— AIM OF THE TASK —
Please show every line from the entries that carries the word "Personen".

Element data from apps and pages
* * * *

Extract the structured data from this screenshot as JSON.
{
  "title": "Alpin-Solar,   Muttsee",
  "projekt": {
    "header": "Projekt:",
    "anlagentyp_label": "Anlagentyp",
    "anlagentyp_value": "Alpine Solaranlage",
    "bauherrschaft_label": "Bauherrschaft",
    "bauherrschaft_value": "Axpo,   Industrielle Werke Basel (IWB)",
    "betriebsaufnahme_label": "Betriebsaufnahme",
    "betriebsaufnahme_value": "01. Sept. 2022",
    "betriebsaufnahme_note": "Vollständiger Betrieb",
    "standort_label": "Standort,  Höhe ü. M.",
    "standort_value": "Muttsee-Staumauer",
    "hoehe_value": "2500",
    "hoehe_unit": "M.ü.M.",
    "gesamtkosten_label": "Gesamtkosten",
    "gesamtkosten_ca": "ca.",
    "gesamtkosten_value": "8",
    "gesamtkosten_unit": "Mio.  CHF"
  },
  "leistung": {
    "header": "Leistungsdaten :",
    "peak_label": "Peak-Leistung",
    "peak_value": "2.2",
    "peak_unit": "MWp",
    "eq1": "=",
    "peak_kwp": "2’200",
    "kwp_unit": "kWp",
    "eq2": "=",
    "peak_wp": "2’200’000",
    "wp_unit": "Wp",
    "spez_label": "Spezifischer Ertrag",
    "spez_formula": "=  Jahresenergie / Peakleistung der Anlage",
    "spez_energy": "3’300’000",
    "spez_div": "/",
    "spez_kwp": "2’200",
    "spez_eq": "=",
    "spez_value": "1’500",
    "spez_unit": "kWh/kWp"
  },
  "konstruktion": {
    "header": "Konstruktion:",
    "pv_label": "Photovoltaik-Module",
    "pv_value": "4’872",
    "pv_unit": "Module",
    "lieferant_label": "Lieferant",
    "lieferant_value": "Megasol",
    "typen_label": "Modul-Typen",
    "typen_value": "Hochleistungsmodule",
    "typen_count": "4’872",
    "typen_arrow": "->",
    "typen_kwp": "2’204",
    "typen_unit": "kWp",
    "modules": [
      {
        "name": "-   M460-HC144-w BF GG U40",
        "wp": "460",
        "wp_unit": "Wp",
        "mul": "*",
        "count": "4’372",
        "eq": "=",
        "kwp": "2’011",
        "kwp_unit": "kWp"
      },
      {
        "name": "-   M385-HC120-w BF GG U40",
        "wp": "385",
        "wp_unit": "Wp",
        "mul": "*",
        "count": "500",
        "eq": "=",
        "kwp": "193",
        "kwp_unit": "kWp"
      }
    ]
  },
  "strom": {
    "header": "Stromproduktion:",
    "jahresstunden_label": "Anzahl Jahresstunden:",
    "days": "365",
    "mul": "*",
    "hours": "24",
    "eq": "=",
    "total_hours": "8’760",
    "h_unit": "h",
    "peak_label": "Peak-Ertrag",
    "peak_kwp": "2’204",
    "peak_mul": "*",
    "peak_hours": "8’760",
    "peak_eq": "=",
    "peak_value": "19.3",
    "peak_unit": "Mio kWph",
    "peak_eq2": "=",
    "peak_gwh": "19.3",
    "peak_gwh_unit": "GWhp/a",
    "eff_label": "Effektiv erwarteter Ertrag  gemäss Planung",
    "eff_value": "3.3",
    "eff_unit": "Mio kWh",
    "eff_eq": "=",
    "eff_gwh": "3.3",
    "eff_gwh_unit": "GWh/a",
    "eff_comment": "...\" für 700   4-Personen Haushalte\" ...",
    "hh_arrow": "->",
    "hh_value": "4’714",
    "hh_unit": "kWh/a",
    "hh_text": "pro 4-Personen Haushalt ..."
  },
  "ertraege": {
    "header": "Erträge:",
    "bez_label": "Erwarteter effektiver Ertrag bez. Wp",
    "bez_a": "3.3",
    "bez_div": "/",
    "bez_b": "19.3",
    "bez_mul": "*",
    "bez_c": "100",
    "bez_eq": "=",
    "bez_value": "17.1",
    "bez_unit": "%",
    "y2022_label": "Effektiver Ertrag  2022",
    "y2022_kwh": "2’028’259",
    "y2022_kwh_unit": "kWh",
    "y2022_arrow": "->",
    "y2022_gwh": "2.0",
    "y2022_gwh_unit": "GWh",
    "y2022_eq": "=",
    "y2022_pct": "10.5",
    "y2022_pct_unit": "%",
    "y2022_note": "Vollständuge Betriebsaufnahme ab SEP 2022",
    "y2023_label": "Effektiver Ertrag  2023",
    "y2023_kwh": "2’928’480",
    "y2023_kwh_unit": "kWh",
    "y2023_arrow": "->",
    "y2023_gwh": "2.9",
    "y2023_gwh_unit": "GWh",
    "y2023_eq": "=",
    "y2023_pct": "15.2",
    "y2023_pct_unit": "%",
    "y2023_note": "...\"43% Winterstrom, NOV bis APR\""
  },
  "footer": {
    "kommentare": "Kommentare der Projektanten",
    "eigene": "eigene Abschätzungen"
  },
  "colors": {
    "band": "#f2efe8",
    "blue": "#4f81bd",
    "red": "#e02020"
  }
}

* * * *

— SOLUTION FOR THIS TASK —
    "eff_comment": "...\" für 700   4-Personen Haushalte\" ...",
    "hh_text": "pro 4-Personen Haushalt ..."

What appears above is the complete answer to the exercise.